The Church of Japan acknowledged the cooperation of its counterpart in Manila in actively pursuing the cause of the “Samurai of Christ,” with the Official News Service of the Catholic Bishops Conference of the Philippines having reported: “With persecutors hot on his heels, Takayama, with 300 others, sought refuge in the Philippines, a Catholic country then ruled by Spain and which opened its doors to Japanese Christians. He found sanctuary in Manila’s Dilao district (today’s Paco) which at that time was home to some 3,000 Japanese immigrants, mostly religious refugees like himself...The Spanish government gave him a burial worthy of a Christian and a samurai. Today, about half a million Japanese identify as Catholics; roughly 0.5% of the population...A statue of Takayama in full samurai gear stands at Plaza Dilao.” [http://www.cbcpnews.com/cbcpnews/?p=45511]
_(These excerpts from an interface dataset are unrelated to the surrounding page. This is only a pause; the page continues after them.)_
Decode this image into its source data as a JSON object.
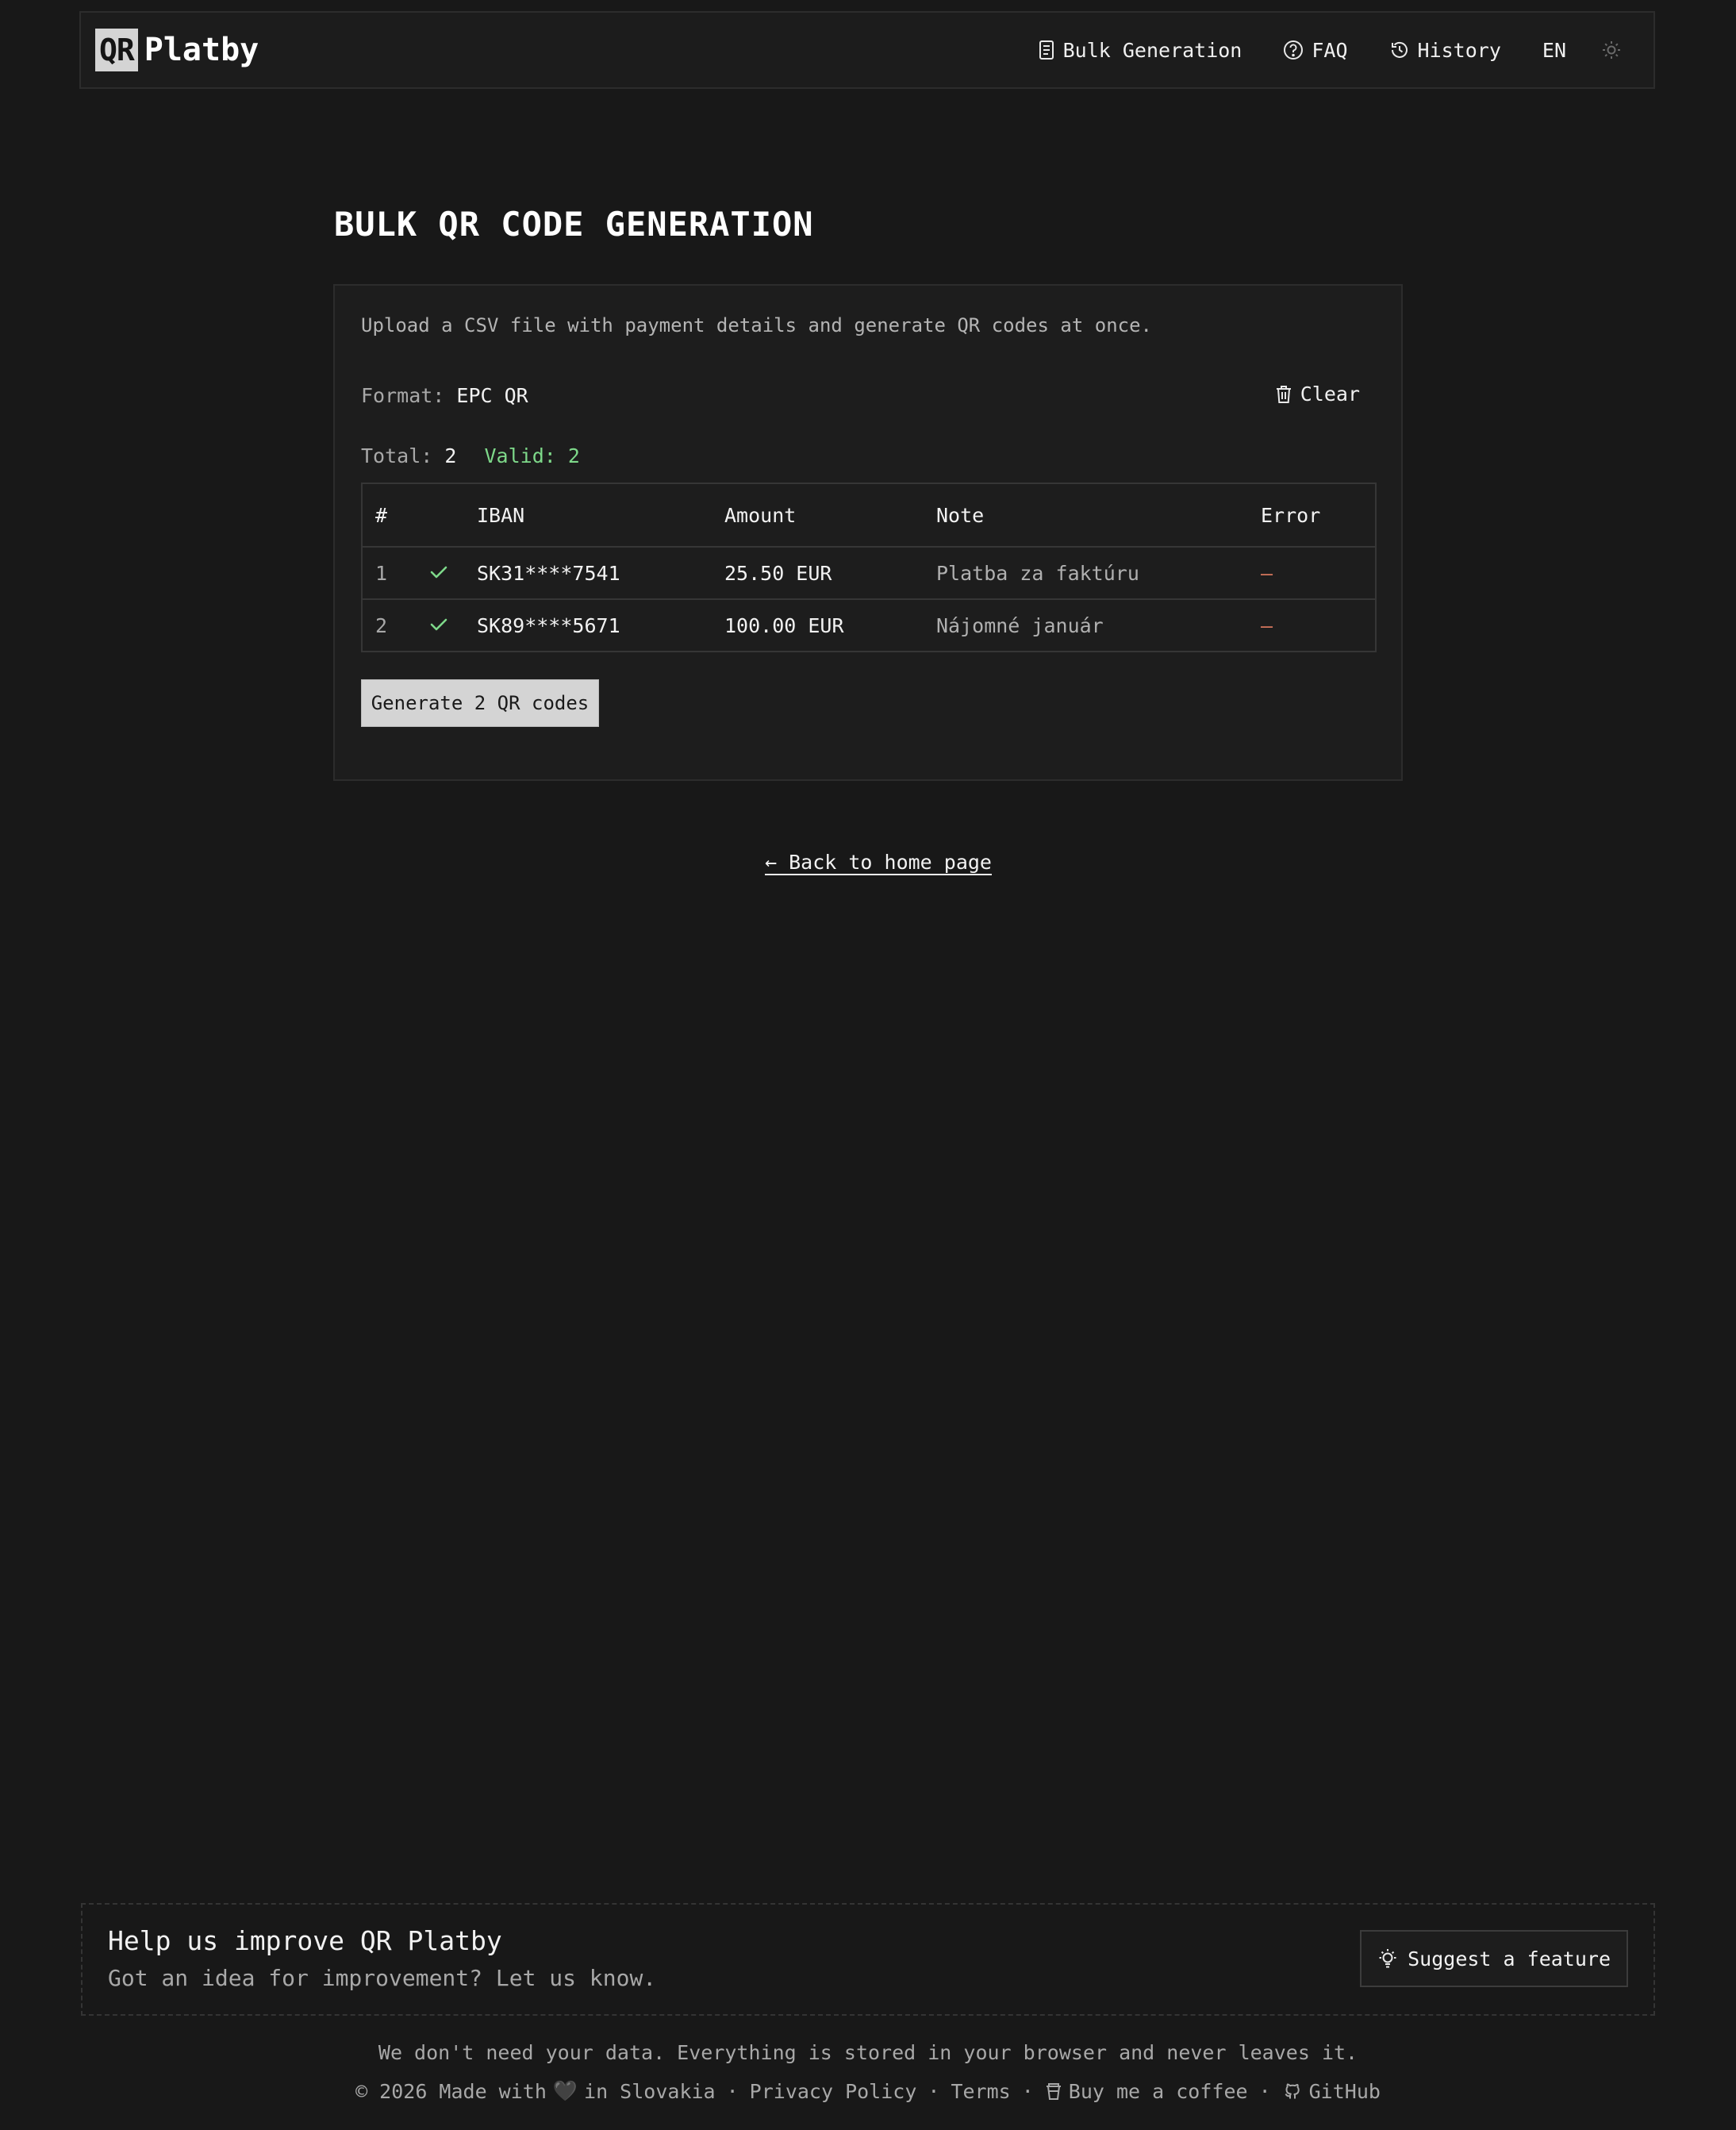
{
  "header": {
    "logo_box": "QR",
    "logo_text": "Platby",
    "nav": {
      "bulk": "Bulk Generation",
      "faq": "FAQ",
      "history": "History",
      "lang": "EN"
    }
  },
  "main": {
    "title": "BULK QR CODE GENERATION",
    "description": "Upload a CSV file with payment details and generate QR codes at once.",
    "format_label": "Format:",
    "format_value": "EPC QR",
    "clear_label": "Clear",
    "total_label": "Total:",
    "total_value": "2",
    "valid_text": "Valid: 2",
    "table": {
      "headers": [
        "#",
        "",
        "IBAN",
        "Amount",
        "Note",
        "Error"
      ],
      "rows": [
        {
          "index": "1",
          "status": "valid",
          "iban": "SK31****7541",
          "amount": "25.50 EUR",
          "note": "Platba za faktúru",
          "error": "—"
        },
        {
          "index": "2",
          "status": "valid",
          "iban": "SK89****5671",
          "amount": "100.00 EUR",
          "note": "Nájomné január",
          "error": "—"
        }
      ]
    },
    "generate_label": "Generate 2 QR codes",
    "back_label": "← Back to home page"
  },
  "footer": {
    "improve_title": "Help us improve QR Platby",
    "improve_sub": "Got an idea for improvement? Let us know.",
    "suggest_label": "Suggest a feature",
    "privacy_note": "We don't need your data. Everything is stored in your browser and never leaves it.",
    "copyright_pre": "© 2026 Made with",
    "copyright_post": "in Slovakia",
    "heart": "🖤",
    "privacy_link": "Privacy Policy",
    "terms_link": "Terms",
    "coffee_link": "Buy me a coffee",
    "github_link": "GitHub",
    "separator": "·"
  },
  "colors": {
    "background": "#181818",
    "card": "#1d1d1d",
    "valid": "#7ed98a",
    "error": "#d9785e",
    "button": "#d4d4d4"
  },
  "icons": {
    "bulk": "document-icon",
    "faq": "question-circle-icon",
    "history": "history-icon",
    "theme": "sun-icon",
    "clear": "trash-icon",
    "status": "check-icon",
    "suggest": "lightbulb-icon",
    "coffee": "coffee-cup-icon",
    "github": "github-icon"
  }
}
The utility of Dom Justo as an icon of Philippine-Japan relations had been cited by two heads of state, one from each country. At the December 2002 state dinner hosted by His Majesty Emperor Akihito in honor of President Gloria Macapagal-Arroyo, then visiting Tokyo, the Filipino Chief Executive “noted that these friendly ties could be traced as far back as the exile of Lord Ukon Takayama, a great Christian samurai, and his family to Manila in 1614.” [http://www.gov.ph/2002/12/04/the-presidents-day-december-4-2002/]
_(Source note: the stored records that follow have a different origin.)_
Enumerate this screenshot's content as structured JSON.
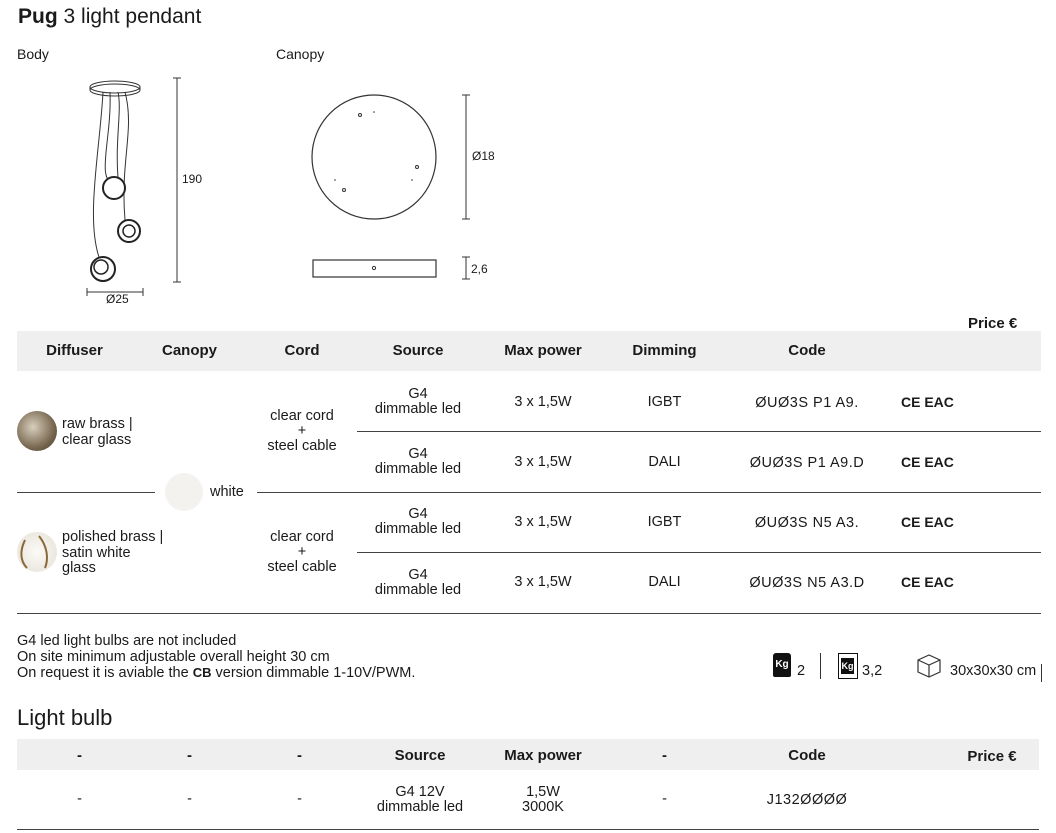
{
  "header": {
    "brand": "Pug",
    "product": "3 light pendant"
  },
  "drawings": {
    "body_label": "Body",
    "canopy_label": "Canopy",
    "body_height": "190",
    "body_diameter": "Ø25",
    "canopy_diameter": "Ø18",
    "canopy_height": "2,6"
  },
  "table": {
    "price_header": "Price €",
    "headers": [
      "Diffuser",
      "Canopy",
      "Cord",
      "Source",
      "Max power",
      "Dimming",
      "Code"
    ],
    "canopy_value": "white",
    "groups": [
      {
        "diffuser": [
          "raw brass |",
          "clear glass"
        ],
        "cord": [
          "clear cord",
          "+",
          "steel cable"
        ],
        "rows": [
          {
            "source": [
              "G4",
              "dimmable led"
            ],
            "power": "3 x 1,5W",
            "dimming": "IGBT",
            "code": "ØUØ3S P1 A9.",
            "cert": "CE EAC"
          },
          {
            "source": [
              "G4",
              "dimmable led"
            ],
            "power": "3 x 1,5W",
            "dimming": "DALI",
            "code": "ØUØ3S P1 A9.D",
            "cert": "CE EAC"
          }
        ]
      },
      {
        "diffuser": [
          "polished brass |",
          "satin white",
          "glass"
        ],
        "cord": [
          "clear cord",
          "+",
          "steel cable"
        ],
        "rows": [
          {
            "source": [
              "G4",
              "dimmable led"
            ],
            "power": "3 x 1,5W",
            "dimming": "IGBT",
            "code": "ØUØ3S N5 A3.",
            "cert": "CE EAC"
          },
          {
            "source": [
              "G4",
              "dimmable led"
            ],
            "power": "3 x 1,5W",
            "dimming": "DALI",
            "code": "ØUØ3S N5 A3.D",
            "cert": "CE EAC"
          }
        ]
      }
    ]
  },
  "notes": {
    "line1": "G4 led light bulbs are not included",
    "line2": "On site minimum adjustable overall height 30 cm",
    "line3_pre": "On request it is aviable the",
    "line3_logo": "CB",
    "line3_post": "version dimmable 1-10V/PWM."
  },
  "shipping": {
    "net_weight": "2",
    "gross_weight": "3,2",
    "box": "30x30x30 cm",
    "kg_label": "Kg"
  },
  "bulb": {
    "title": "Light bulb",
    "headers": [
      "-",
      "-",
      "-",
      "Source",
      "Max power",
      "-",
      "Code",
      "Price €"
    ],
    "row": {
      "c1": "-",
      "c2": "-",
      "c3": "-",
      "source": [
        "G4 12V",
        "dimmable led"
      ],
      "power": [
        "1,5W",
        "3000K"
      ],
      "c6": "-",
      "code": "J132ØØØØ"
    }
  }
}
At the return bout with a different Filipino head of government, the same Japanese monarch intoned: “The peoples of the Philippines and Japan enjoyed exchanges with each other through commerce since around the mid-16th century, when a Japan Town was formed in Manila. In the 17th century, however, the Tokugawa shogunate banned Christianity and adopted a policy of national seclusion, forbidding Japanese citizens from traveling overseas and foreign nationals from entering Japan. As a result, the Christian daimyo, or feudal lords, Takayama Ukon and Naito Tadatoshi were exiled to Manila, along with other Japanese Christians, by the Tokugawa shogunate. This year marks the 400th anniversary of Takayama’s death from illness in Manila.” [Remarks by His Majesty the Emperor at the State Banquet in Honor of His Excellency, Benigno Aquino III, President of the Republic of the Philippines, Tokyo, June 3, 2015]
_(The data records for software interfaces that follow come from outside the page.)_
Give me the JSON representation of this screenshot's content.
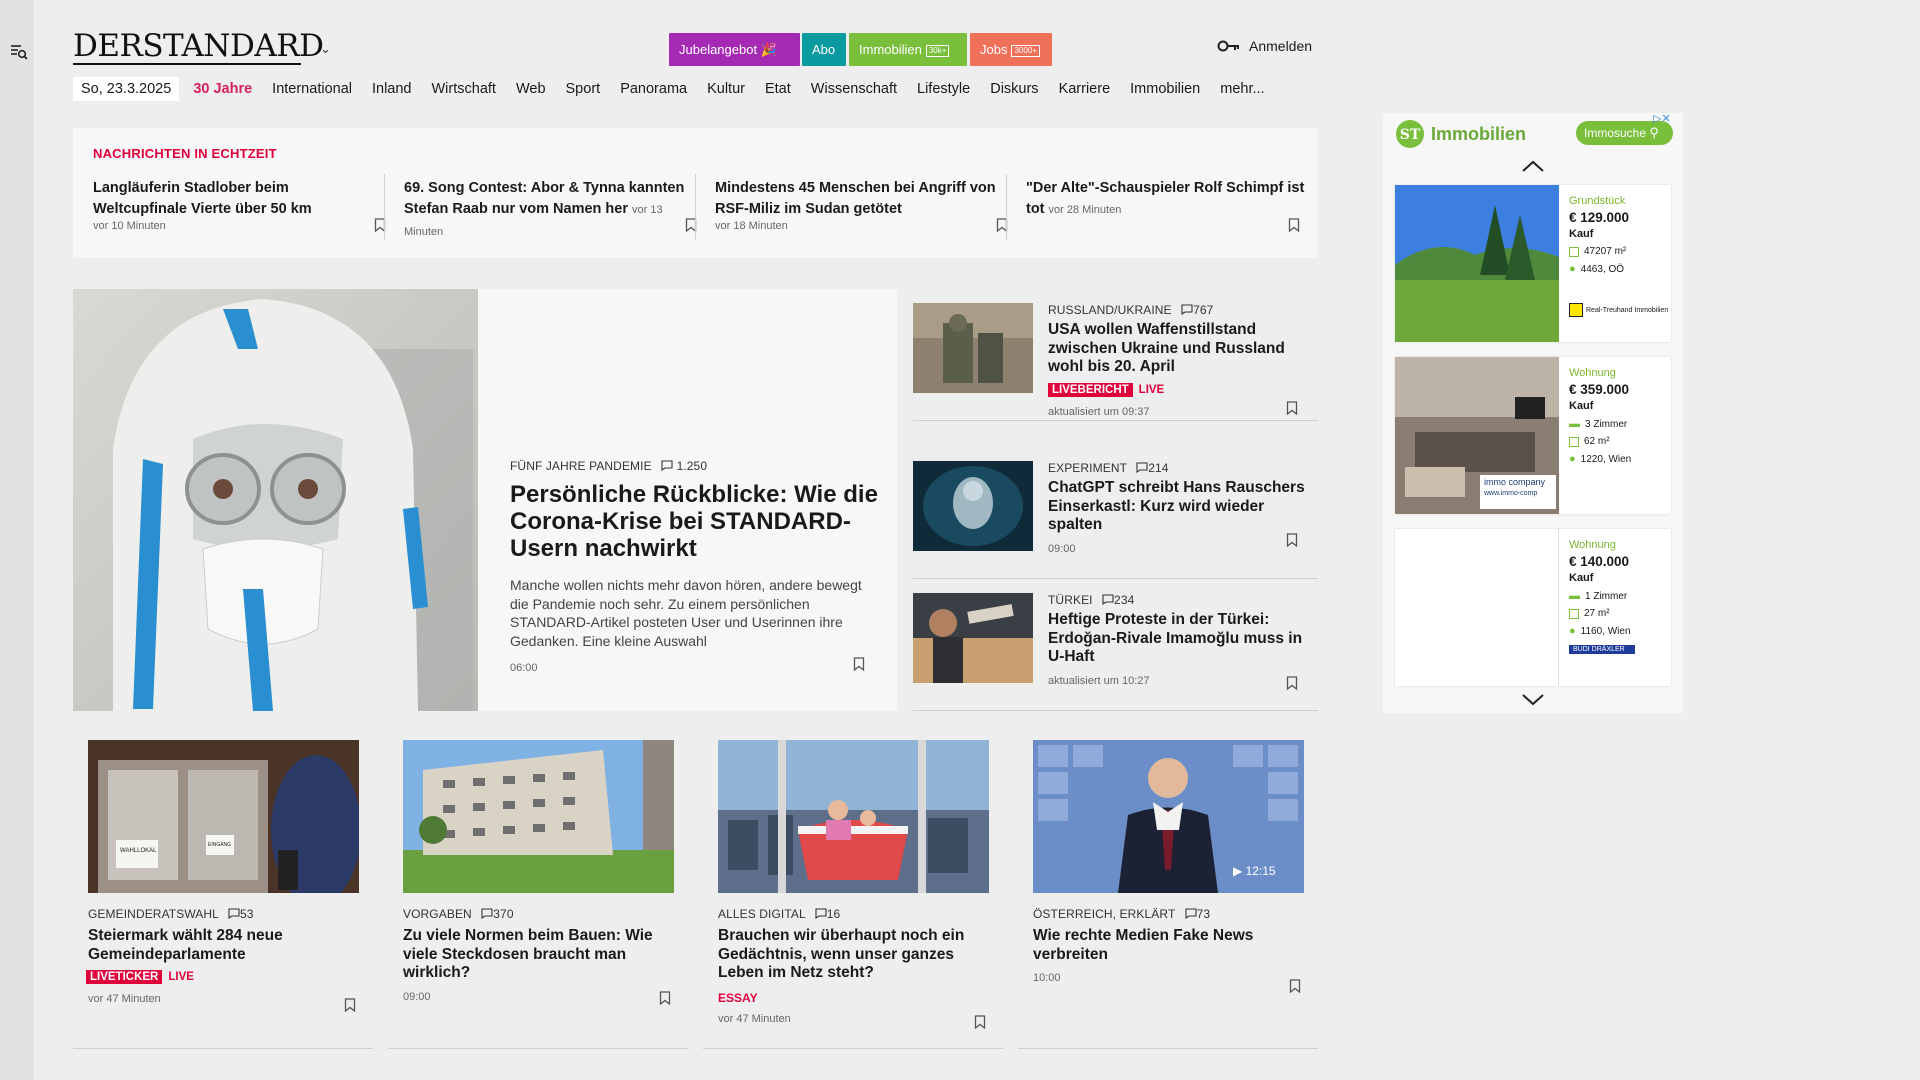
{
  "header": {
    "logo": "DERSTANDARD",
    "buttons": [
      {
        "label": "Jubelangebot",
        "color": "#a52ab3",
        "extra": "🎉"
      },
      {
        "label": "Abo",
        "color": "#0b9aa0"
      },
      {
        "label": "Immobilien",
        "color": "#79bf3b",
        "tag": "30k+"
      },
      {
        "label": "Jobs",
        "color": "#f0705a",
        "tag": "3000+"
      }
    ],
    "login": "Anmelden"
  },
  "nav": {
    "date": "So, 23.3.2025",
    "items": [
      "30 Jahre",
      "International",
      "Inland",
      "Wirtschaft",
      "Web",
      "Sport",
      "Panorama",
      "Kultur",
      "Etat",
      "Wissenschaft",
      "Lifestyle",
      "Diskurs",
      "Karriere",
      "Immobilien",
      "mehr..."
    ]
  },
  "ticker": {
    "title": "NACHRICHTEN IN ECHTZEIT",
    "items": [
      {
        "headline": "Langläuferin Stadlober beim Weltcupfinale Vierte über 50 km",
        "time": "vor 10 Minuten"
      },
      {
        "headline": "69. Song Contest: Abor & Tynna kannten Stefan Raab nur vom Namen her",
        "time": "vor 13 Minuten"
      },
      {
        "headline": "Mindestens 45 Menschen bei Angriff von RSF-Miliz im Sudan getötet",
        "time": "vor 18 Minuten"
      },
      {
        "headline": "\"Der Alte\"-Schauspieler Rolf Schimpf ist tot",
        "time": "vor 28 Minuten"
      }
    ]
  },
  "lead": {
    "kicker": "FÜNF JAHRE PANDEMIE",
    "comments": "1.250",
    "headline": "Persönliche Rückblicke: Wie die Corona-Krise bei STANDARD-Usern nachwirkt",
    "teaser": "Manche wollen nichts mehr davon hören, andere bewegt die Pandemie noch sehr. Zu einem persönlichen STANDARD-Artikel posteten User und Userinnen ihre Gedanken. Eine kleine Auswahl",
    "time": "06:00"
  },
  "side": [
    {
      "kicker": "RUSSLAND/UKRAINE",
      "comments": "767",
      "headline": "USA wollen Waffenstillstand zwischen Ukraine und Russland wohl bis 20. April",
      "badge": "LIVEBERICHT",
      "live": "LIVE",
      "time": "aktualisiert um 09:37"
    },
    {
      "kicker": "EXPERIMENT",
      "comments": "214",
      "headline": "ChatGPT schreibt Hans Rauschers Einserkastl: Kurz wird wieder spalten",
      "time": "09:00"
    },
    {
      "kicker": "TÜRKEI",
      "comments": "234",
      "headline": "Heftige Proteste in der Türkei: Erdoğan-Rivale Imamoğlu muss in U-Haft",
      "time": "aktualisiert um 10:27"
    }
  ],
  "cards": [
    {
      "kicker": "GEMEINDERATSWAHL",
      "comments": "53",
      "headline": "Steiermark wählt 284 neue Gemeindeparlamente",
      "badge": "LIVETICKER",
      "live": "LIVE",
      "time": "vor 47 Minuten",
      "sign1": "WAHLLOKAL",
      "sign2": "EINGANG"
    },
    {
      "kicker": "VORGABEN",
      "comments": "370",
      "headline": "Zu viele Normen beim Bauen: Wie viele Steckdosen braucht man wirklich?",
      "time": "09:00"
    },
    {
      "kicker": "ALLES DIGITAL",
      "comments": "16",
      "headline": "Brauchen wir überhaupt noch ein Gedächtnis, wenn unser ganzes Leben im Netz steht?",
      "essay": "ESSAY",
      "time": "vor 47 Minuten"
    },
    {
      "kicker": "ÖSTERREICH, ERKLÄRT",
      "comments": "73",
      "headline": "Wie rechte Medien Fake News verbreiten",
      "time": "10:00",
      "duration": "12:15"
    }
  ],
  "ad": {
    "brand": "Immobilien",
    "search": "Immosuche",
    "listings": [
      {
        "type": "Grundstück",
        "price": "€ 129.000",
        "deal": "Kauf",
        "area": "47207 m²",
        "location": "4463, OÖ",
        "agent": "Real-Treuhand Immobilien"
      },
      {
        "type": "Wohnung",
        "price": "€ 359.000",
        "deal": "Kauf",
        "rooms": "3 Zimmer",
        "area": "62 m²",
        "location": "1220, Wien",
        "agent": "immo company",
        "agent_url": "www.immo-comp"
      },
      {
        "type": "Wohnung",
        "price": "€ 140.000",
        "deal": "Kauf",
        "rooms": "1 Zimmer",
        "area": "27 m²",
        "location": "1160, Wien",
        "agent": "BUDI DRÄXLER"
      }
    ]
  }
}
Yes, this may be an instance of two Asian nations sharing an historical moment of Christian heritage in a longer period of conflict and imperialism. Is this also a specimen of “Japan’s soft power viewed through the lens of the Philippines’ commemoration of historical events,” as defined by academia? [Lydia N. Yu Jose, Philippine Political Science Journal, Volume 33, Issue 2, 2012] Memories in Manila have “not proved strong enough to radically challenge Japan’s soft power.” [http://www.tandfonline.com/doi/abs/10.1080/01154451.2012.734095?scroll=top&needAccess=true&journalCode=rpsj20]

Vatican Radio reported that Pope Francis had sent Cardinal Angelo Amato, Prefect of the Vatican’s Congregation for the Causes of Saints, to preside over the Beatification Mass of Justo Takayama Ukon. Back in the Pacific, a commander-in-chief contemplated a passage to Hades.
Rating: 
No votes yet

Column of the Day

Juvenile justice and welfare (2)

By DAHLI ASPILLERA | August 23,2017
‘Sen. Pangilinan’s Juvenile Justice and Welfare Act adheres to curative justice; recovery/repair rather than revenge. (1) Treats children as children; adolescents as adolescents. (2) And it takes a village community to raise a child.’

Opinion of the Day

12 truths about sleep

By PHILIP S. CHUA | August 23, 2017
‘Lack of sleep and rest increases our risk for over-eating, obesity, high blood pressure, heart attacks, stroke, diabetes, Alzheimer’s, and even cancer.’